THE PROBLEM — What you return must match the listing below exactly.

SUPPLIED MATERIAL —
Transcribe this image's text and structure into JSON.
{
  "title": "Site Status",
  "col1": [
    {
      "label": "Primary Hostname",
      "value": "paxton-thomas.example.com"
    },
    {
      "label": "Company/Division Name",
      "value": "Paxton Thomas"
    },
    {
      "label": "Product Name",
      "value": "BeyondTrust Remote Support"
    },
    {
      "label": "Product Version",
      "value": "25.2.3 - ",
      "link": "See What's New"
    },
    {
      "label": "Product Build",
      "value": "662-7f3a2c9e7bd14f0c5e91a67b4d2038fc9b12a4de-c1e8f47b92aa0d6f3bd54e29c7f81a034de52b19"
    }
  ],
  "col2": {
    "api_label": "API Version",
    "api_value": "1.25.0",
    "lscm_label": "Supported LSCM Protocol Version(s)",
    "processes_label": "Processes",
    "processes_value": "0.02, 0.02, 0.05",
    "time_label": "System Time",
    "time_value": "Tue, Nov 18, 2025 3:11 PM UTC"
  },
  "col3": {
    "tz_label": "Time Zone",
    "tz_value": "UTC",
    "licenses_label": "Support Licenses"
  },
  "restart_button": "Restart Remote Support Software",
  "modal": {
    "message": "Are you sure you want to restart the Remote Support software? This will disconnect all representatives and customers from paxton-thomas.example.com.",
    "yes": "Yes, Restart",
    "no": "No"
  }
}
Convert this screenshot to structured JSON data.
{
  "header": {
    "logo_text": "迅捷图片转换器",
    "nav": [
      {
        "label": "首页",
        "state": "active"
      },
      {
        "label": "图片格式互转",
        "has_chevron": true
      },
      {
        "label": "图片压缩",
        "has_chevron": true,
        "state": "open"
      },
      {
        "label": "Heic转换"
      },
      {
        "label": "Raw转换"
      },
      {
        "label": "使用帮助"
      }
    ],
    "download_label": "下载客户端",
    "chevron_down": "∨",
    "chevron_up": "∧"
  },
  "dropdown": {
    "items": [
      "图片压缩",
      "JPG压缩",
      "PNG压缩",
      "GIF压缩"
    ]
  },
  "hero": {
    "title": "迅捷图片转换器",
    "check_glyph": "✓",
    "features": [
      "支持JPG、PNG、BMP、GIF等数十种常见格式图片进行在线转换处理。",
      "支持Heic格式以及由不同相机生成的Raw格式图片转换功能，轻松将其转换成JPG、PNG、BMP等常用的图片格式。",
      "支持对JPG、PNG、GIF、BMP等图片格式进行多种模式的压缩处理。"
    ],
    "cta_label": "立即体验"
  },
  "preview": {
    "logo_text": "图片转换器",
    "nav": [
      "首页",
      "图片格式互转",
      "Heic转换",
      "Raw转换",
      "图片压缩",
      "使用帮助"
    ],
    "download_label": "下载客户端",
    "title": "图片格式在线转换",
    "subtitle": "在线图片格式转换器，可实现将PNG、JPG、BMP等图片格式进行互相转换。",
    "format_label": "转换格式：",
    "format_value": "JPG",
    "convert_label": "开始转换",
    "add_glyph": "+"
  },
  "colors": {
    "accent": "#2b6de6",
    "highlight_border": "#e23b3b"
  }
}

RESULT OF THE EXERCISE —
Transcribe this image's text and structure into JSON.
{
  "title": "Site Status",
  "col1": [
    {
      "label": "Primary Hostname",
      "value": "paxton-thomas.example.com"
    },
    {
      "label": "Company/Division Name",
      "value": "Paxton Thomas"
    },
    {
      "label": "Product Name",
      "value": "BeyondTrust Remote Support"
    },
    {
      "label": "Product Version",
      "value": "25.2.3 - ",
      "link": "See What's New"
    },
    {
      "label": "Product Build",
      "value": "662-7f3a2c9e7bd14f0c5e91a67b4d2038fc9b12a4de-c1e8f47b92aa0d6f3bd54e29c7f81a034de52b19"
    }
  ],
  "col2": {
    "api_label": "API Version",
    "api_value": "1.25.0",
    "lscm_label": "Supported LSCM Protocol Version(s)",
    "processes_label": "Processes",
    "processes_value": "0.02, 0.02, 0.05",
    "time_label": "System Time",
    "time_value": "Tue, Nov 18, 2025 3:11 PM UTC"
  },
  "col3": {
    "tz_label": "Time Zone",
    "tz_value": "UTC",
    "licenses_label": "Support Licenses"
  },
  "restart_button": "Restart Remote Support Software",
  "modal": {
    "message": "Are you sure you want to restart the Remote Support software? This will disconnect all representatives and customers from paxton-thomas.example.com.",
    "yes": "Yes, Restart",
    "no": "No"
  }
}
Convert this screenshot to structured JSON data.
{
  "header": {
    "logo_text": "迅捷图片转换器",
    "nav": [
      {
        "label": "首页",
        "state": "active"
      },
      {
        "label": "图片格式互转",
        "has_chevron": true
      },
      {
        "label": "图片压缩",
        "has_chevron": true,
        "state": "open"
      },
      {
        "label": "Heic转换"
      },
      {
        "label": "Raw转换"
      },
      {
        "label": "使用帮助"
      }
    ],
    "download_label": "下载客户端",
    "chevron_down": "∨",
    "chevron_up": "∧"
  },
  "dropdown": {
    "items": [
      "图片压缩",
      "JPG压缩",
      "PNG压缩",
      "GIF压缩"
    ]
  },
  "hero": {
    "title": "迅捷图片转换器",
    "check_glyph": "✓",
    "features": [
      "支持JPG、PNG、BMP、GIF等数十种常见格式图片进行在线转换处理。",
      "支持Heic格式以及由不同相机生成的Raw格式图片转换功能，轻松将其转换成JPG、PNG、BMP等常用的图片格式。",
      "支持对JPG、PNG、GIF、BMP等图片格式进行多种模式的压缩处理。"
    ],
    "cta_label": "立即体验"
  },
  "preview": {
    "logo_text": "图片转换器",
    "nav": [
      "首页",
      "图片格式互转",
      "Heic转换",
      "Raw转换",
      "图片压缩",
      "使用帮助"
    ],
    "download_label": "下载客户端",
    "title": "图片格式在线转换",
    "subtitle": "在线图片格式转换器，可实现将PNG、JPG、BMP等图片格式进行互相转换。",
    "format_label": "转换格式：",
    "format_value": "JPG",
    "convert_label": "开始转换",
    "add_glyph": "+"
  },
  "colors": {
    "accent": "#2b6de6",
    "highlight_border": "#e23b3b"
  }
}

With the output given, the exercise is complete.